A pilot screening programme is still under way at Waitemata
District Health Board but, in the Budget in May, the government
gave a long-awaited green light to national screening, providing
$39.3 million dollars for a staged rollout from next July.
About 3000 New Zealanders are diagnosed with bowel cancer every
year and some 1200 die of it. Early detection is vital, and
officials say in the papers that they believe national screening
will be safe and "very cost effective".
But major progress must still be made towards rolling out
screening nationally, including the establishment of a central
laboratory or coordination centre to manage the sending out of
invitations for screening, and processing results of immunochemical
test kits ( iFOBT) from those who've accepted invitations and taken
the first step. Regional centres are also needed and a national IT
system for the programme.
Officials say $15 million of extra government funding since 2013
has enabled DHBs to make inroads into long waiting times for
colonoscopy procedures - a vital part of screening to diagnose
bowel cancer. By June this year, 92 percent of patients were
getting an urgent colonoscopy within 14 days, compared to 52
percent two years ago. Similar improvements had also been made for
non-urgent and surveillance colonoscopies.
They stress, however, that DHBs have been gearing up since mid
2015 for national screening and if there was a delay in
implementing a programme beyond early 2017 the momentum will slow
and there may be a loss of focus and expertise. "This could result
in growing waiting lists, and the gains that have been made would
be lost," the documents said.
They say every year the start of the programme is delayed will
*a whole cohort of more than 36,000 people over age 74 not being
offered screening in their lifetime
*about 77 cancers not being detected in year one of the phased
rollout for the first three DHBs (Hutt Valley, Wairarapa and
*a delay in detecting an estimated 500 to 700 cancers annually
across the whole country in the early rounds of screening
*an ongoing cost of about $6m a year to maintain the bowel
screening pilot at Waitemata DHB.
National screening will cover those aged 60 to 74, and the pilot
(covering those aged 50 to 74) will come in gradually.
The business case papers confirm that the haemoglobin threshold
of the iFOBT test - the level at which a positive result is
triggered and a colonoscopy called for - will alter. Officials say
this will better match colonoscopy capacity.
Greatest demand on colonoscopies will occur in 2019-20 when an
extra 8300 will be needed.
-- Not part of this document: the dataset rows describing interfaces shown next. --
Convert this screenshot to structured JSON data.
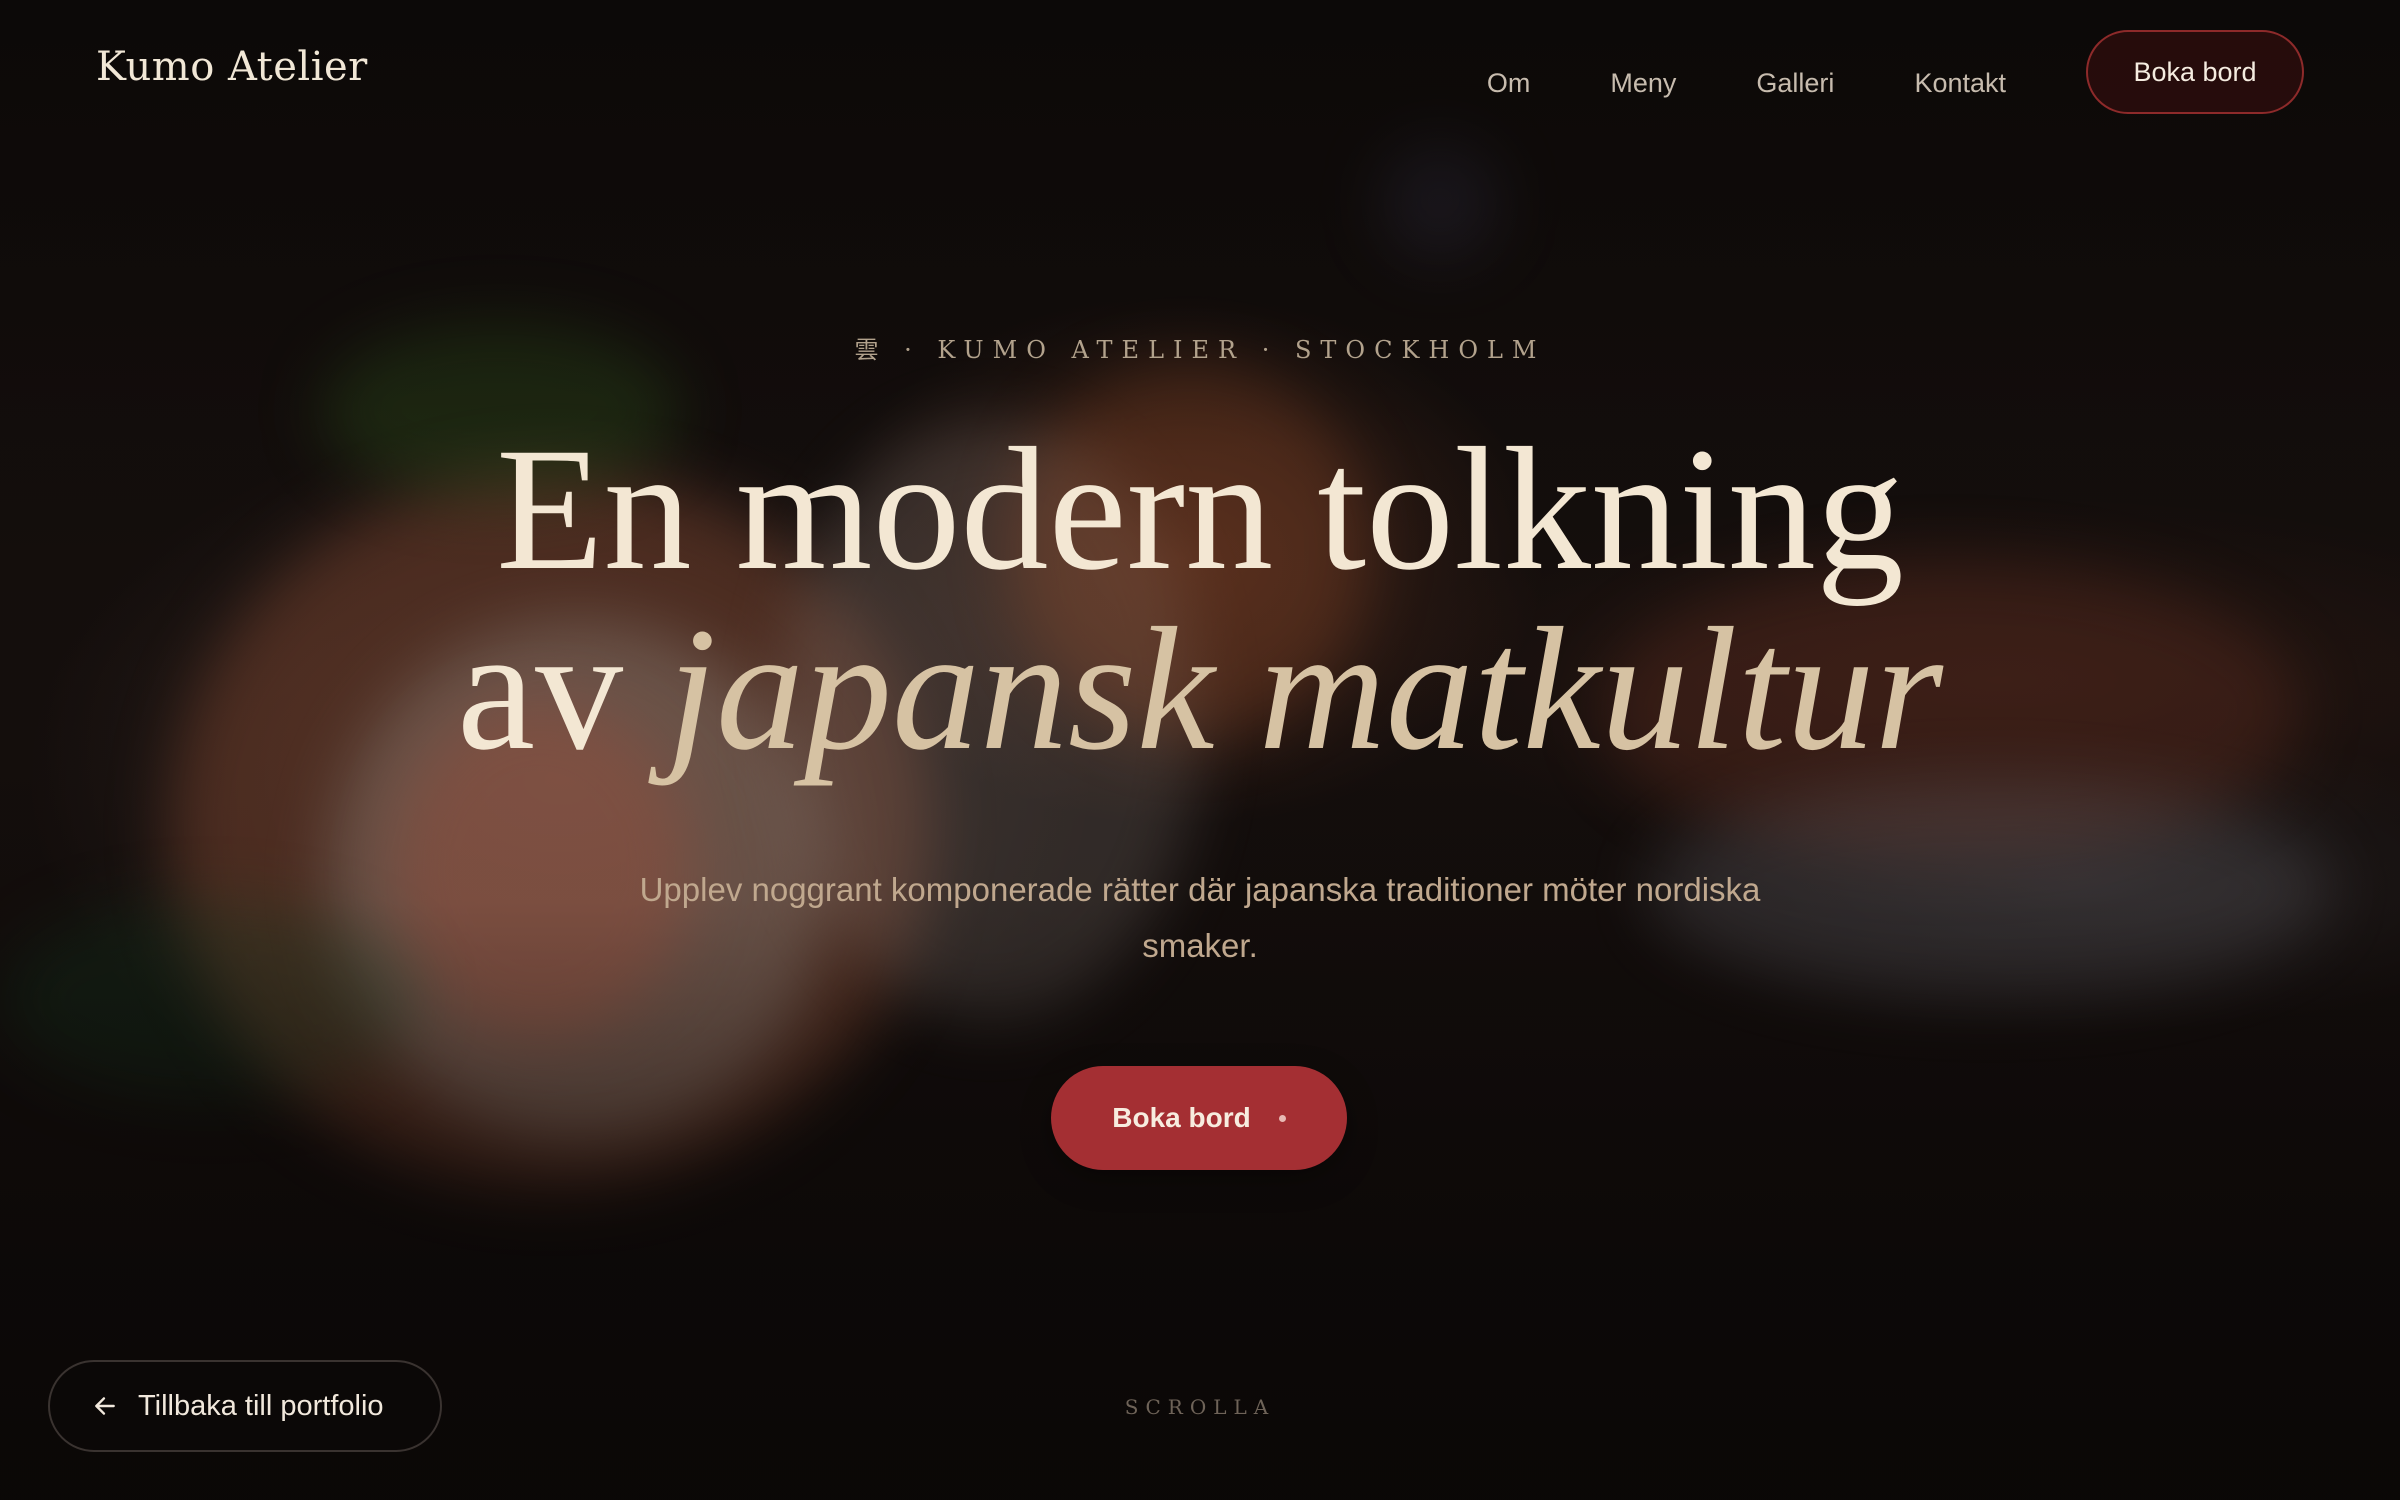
{
  "header": {
    "logo": "Kumo Atelier",
    "nav": [
      "Om",
      "Meny",
      "Galleri",
      "Kontakt"
    ],
    "cta_label": "Boka bord"
  },
  "hero": {
    "eyebrow": "雲 · KUMO ATELIER · STOCKHOLM",
    "headline_line1": "En modern tolkning",
    "headline_line2_prefix": "av ",
    "headline_line2_italic": "japansk matkultur",
    "subtitle": "Upplev noggrant komponerade rätter där japanska traditioner möter nordiska smaker.",
    "cta_label": "Boka bord"
  },
  "footer": {
    "back_label": "Tillbaka till portfolio",
    "scroll_label": "SCROLLA"
  },
  "colors": {
    "accent": "#a42f33",
    "text_cream": "#f3e7d3",
    "text_gold": "#d6c2a3",
    "background": "#0c0908"
  },
  "icons": {
    "back": "arrow-left-icon"
  }
}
Health Workforce New Zealand says New
Zealand can meet the demand.
Officials, however, also warn about potential for growing health
inequality, with lower take-up by Maori, Pacific and poor
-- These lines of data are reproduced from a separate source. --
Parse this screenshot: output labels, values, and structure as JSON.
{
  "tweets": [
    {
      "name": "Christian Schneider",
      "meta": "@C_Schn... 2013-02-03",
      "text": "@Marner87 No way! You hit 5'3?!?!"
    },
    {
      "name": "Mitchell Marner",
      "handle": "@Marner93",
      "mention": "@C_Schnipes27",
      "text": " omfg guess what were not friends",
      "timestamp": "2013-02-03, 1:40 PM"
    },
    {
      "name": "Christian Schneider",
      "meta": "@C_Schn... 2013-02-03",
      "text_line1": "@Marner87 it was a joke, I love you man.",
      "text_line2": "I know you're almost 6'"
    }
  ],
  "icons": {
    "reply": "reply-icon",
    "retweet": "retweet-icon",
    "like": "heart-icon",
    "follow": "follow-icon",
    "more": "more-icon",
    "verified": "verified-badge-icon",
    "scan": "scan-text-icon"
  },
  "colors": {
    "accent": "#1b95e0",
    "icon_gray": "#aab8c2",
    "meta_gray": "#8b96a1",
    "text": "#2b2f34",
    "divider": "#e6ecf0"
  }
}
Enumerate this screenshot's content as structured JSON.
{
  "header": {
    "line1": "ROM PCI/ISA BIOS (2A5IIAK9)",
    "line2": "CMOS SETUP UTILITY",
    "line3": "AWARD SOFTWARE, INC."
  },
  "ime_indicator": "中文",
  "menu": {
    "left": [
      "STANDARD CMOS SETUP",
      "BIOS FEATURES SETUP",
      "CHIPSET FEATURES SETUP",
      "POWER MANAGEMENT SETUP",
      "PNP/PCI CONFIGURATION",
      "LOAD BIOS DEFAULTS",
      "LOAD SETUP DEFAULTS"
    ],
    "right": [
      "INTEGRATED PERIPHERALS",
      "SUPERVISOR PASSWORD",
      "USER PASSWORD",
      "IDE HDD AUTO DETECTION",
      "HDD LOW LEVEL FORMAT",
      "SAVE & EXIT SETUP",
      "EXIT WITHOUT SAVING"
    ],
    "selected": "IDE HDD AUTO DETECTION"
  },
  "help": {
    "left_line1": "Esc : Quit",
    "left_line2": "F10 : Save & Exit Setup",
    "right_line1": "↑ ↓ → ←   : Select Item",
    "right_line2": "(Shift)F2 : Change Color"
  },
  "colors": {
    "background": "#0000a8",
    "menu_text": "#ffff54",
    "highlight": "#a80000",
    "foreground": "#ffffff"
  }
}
communities. They say targeted actions will be needed.
As well, DHBs must meet treatment costs and will need to submit
capital bids for any extra facilities required. The Labour Party
says that will pose a risk to under-funded DHBs in terms of their
participation and the national rollout.
"This programme is hoped to be delivered but there are fears
that it will not be delivered in time." said the party's acting
health spokesperson David Clark. And I think those fears are
legitimate because the health system is creaking at the seams due
the 1.7 billion in underfunding over recent years by this
Officials say in the papers that bowel screening will be fully
implemented across New Zealand by December 2015 at the earliest,
but "flexibility to extend the final rollout date by another year
may be required for some DHBs to help mitigate the risks of
implementing the programme".
Timetable for rollout:
*July 2017: Hutt Valley DHB, Wairarapa DHB, Waitemata
*Jan 2018: (to be confirmed) Auckland, Canterbury, Capital and
Coast, Hawke's Bay, Southern, Taranaki, Waikato, West Coast,
Whanganui. Also, from January 1, 2018, Waitemata DHB will stop
inviting new participants in the 50-59 age range, in the phase-out
of the pilot
*Dec 2018: (to be confirmed) Bay of Plenty, Counties Manukau,
Lakes, MidCentral, Nelson-Marlborough, Northland, South Canterbury,
Access the key documents on the Ministry of Health's